All entries below must be retyped exactly, though pictures are to be skipped.

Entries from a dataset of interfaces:

..........

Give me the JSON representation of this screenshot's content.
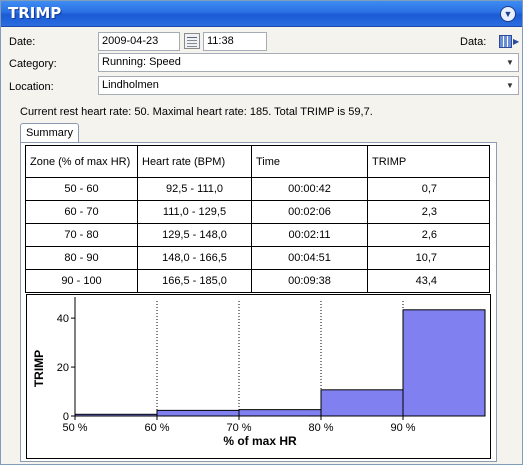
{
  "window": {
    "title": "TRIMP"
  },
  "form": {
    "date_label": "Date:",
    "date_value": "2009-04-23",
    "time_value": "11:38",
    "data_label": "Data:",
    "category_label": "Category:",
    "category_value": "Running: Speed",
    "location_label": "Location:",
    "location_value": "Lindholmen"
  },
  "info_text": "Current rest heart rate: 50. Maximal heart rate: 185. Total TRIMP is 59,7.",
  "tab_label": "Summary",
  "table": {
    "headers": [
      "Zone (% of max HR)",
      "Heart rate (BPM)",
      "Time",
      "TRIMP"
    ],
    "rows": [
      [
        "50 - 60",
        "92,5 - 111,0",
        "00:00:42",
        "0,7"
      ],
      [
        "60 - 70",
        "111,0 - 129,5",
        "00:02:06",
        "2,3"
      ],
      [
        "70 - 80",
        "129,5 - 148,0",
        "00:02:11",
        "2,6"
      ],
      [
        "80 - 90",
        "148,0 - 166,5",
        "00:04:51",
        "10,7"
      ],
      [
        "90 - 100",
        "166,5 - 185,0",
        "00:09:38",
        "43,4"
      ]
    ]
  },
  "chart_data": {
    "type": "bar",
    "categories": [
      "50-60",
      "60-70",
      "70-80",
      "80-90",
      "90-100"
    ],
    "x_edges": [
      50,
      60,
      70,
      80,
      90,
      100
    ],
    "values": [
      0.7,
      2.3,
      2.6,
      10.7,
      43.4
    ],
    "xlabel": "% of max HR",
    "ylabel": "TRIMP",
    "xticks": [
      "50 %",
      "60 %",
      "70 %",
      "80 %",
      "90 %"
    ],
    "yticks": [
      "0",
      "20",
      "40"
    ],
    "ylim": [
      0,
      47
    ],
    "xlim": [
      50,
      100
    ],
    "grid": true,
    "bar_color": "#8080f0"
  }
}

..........

*Finished exercise*:
Give me the JSON representation of this screenshot's content.
{
  "window": {
    "title": "TRIMP"
  },
  "form": {
    "date_label": "Date:",
    "date_value": "2009-04-23",
    "time_value": "11:38",
    "data_label": "Data:",
    "category_label": "Category:",
    "category_value": "Running: Speed",
    "location_label": "Location:",
    "location_value": "Lindholmen"
  },
  "info_text": "Current rest heart rate: 50. Maximal heart rate: 185. Total TRIMP is 59,7.",
  "tab_label": "Summary",
  "table": {
    "headers": [
      "Zone (% of max HR)",
      "Heart rate (BPM)",
      "Time",
      "TRIMP"
    ],
    "rows": [
      [
        "50 - 60",
        "92,5 - 111,0",
        "00:00:42",
        "0,7"
      ],
      [
        "60 - 70",
        "111,0 - 129,5",
        "00:02:06",
        "2,3"
      ],
      [
        "70 - 80",
        "129,5 - 148,0",
        "00:02:11",
        "2,6"
      ],
      [
        "80 - 90",
        "148,0 - 166,5",
        "00:04:51",
        "10,7"
      ],
      [
        "90 - 100",
        "166,5 - 185,0",
        "00:09:38",
        "43,4"
      ]
    ]
  },
  "chart_data": {
    "type": "bar",
    "categories": [
      "50-60",
      "60-70",
      "70-80",
      "80-90",
      "90-100"
    ],
    "x_edges": [
      50,
      60,
      70,
      80,
      90,
      100
    ],
    "values": [
      0.7,
      2.3,
      2.6,
      10.7,
      43.4
    ],
    "xlabel": "% of max HR",
    "ylabel": "TRIMP",
    "xticks": [
      "50 %",
      "60 %",
      "70 %",
      "80 %",
      "90 %"
    ],
    "yticks": [
      "0",
      "20",
      "40"
    ],
    "ylim": [
      0,
      47
    ],
    "xlim": [
      50,
      100
    ],
    "grid": true,
    "bar_color": "#8080f0"
  }
}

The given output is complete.